» Task description:
Only the lines containing "this" should appear in the answer, copied from the listing below.

━━━━

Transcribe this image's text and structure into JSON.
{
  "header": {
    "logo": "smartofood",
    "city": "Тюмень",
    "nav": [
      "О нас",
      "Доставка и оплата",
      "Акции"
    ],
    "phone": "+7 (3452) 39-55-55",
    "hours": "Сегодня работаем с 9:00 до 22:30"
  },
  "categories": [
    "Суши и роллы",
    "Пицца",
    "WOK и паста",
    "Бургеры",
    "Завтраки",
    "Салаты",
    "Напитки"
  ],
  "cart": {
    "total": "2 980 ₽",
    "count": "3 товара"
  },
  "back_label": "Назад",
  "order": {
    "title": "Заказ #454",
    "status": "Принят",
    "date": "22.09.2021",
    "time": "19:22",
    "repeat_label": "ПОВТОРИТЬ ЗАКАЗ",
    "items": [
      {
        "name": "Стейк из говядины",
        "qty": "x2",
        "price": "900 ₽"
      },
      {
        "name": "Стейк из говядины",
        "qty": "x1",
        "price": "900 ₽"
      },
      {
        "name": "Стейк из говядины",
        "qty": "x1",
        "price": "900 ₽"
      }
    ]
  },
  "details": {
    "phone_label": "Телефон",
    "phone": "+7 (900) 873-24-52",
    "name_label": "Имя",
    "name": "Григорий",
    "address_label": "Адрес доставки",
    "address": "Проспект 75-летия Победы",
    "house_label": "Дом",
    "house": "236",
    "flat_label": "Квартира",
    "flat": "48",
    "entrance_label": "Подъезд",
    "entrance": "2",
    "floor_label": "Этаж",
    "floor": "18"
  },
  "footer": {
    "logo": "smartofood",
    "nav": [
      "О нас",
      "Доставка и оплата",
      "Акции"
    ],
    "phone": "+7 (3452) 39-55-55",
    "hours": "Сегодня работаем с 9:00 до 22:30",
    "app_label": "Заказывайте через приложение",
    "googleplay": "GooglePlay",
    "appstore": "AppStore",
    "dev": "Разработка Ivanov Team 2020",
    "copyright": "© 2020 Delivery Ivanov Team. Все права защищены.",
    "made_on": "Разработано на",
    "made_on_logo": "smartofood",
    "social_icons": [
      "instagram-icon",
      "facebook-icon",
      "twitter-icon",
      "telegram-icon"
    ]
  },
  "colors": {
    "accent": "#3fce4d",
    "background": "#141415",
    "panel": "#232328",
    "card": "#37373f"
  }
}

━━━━

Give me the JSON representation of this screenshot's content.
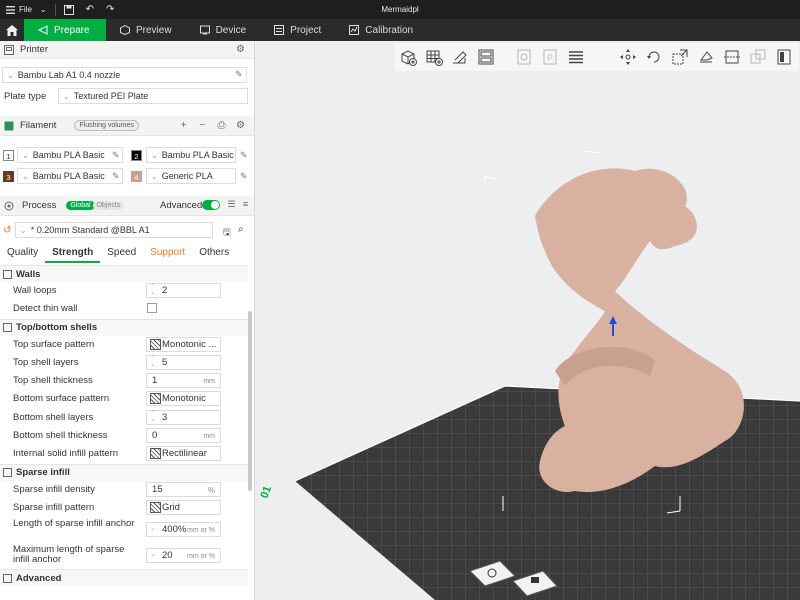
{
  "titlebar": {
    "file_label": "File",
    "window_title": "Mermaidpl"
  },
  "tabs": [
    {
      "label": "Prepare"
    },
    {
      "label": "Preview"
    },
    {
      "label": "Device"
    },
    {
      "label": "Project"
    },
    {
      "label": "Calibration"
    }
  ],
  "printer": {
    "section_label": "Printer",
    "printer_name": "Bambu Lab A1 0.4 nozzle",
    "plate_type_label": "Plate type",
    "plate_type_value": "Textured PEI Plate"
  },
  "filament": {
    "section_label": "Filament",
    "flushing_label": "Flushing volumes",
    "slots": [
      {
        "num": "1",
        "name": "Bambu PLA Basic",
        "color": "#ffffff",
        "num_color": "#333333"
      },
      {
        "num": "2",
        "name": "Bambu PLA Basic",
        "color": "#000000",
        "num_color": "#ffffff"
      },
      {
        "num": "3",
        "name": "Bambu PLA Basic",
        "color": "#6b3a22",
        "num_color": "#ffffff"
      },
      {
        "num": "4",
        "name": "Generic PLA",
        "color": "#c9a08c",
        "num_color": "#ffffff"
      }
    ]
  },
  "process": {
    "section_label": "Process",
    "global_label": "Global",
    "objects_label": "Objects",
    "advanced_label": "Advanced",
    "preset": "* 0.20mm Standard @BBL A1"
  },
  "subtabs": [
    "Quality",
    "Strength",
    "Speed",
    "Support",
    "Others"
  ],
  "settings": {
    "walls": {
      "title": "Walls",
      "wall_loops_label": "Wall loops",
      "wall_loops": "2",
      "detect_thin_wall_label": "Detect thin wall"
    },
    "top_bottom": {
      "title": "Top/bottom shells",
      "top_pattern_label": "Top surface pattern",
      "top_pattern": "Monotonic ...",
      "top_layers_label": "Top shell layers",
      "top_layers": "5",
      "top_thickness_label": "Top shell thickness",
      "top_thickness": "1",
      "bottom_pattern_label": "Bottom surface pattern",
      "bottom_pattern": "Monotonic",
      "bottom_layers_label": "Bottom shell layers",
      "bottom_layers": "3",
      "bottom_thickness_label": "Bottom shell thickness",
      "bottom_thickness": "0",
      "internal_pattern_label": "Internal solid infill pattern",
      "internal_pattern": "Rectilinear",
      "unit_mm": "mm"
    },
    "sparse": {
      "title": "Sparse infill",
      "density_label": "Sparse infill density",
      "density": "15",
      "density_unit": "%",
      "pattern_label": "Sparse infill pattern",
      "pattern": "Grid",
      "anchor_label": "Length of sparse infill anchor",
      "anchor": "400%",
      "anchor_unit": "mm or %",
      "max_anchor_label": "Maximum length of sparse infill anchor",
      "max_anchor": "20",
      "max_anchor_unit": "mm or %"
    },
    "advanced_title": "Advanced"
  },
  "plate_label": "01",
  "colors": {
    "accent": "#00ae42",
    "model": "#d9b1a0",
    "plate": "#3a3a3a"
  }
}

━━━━

» Written response:
Transcribe this image's text and structure into JSON.
Give me the JSON representation of this screenshot's content.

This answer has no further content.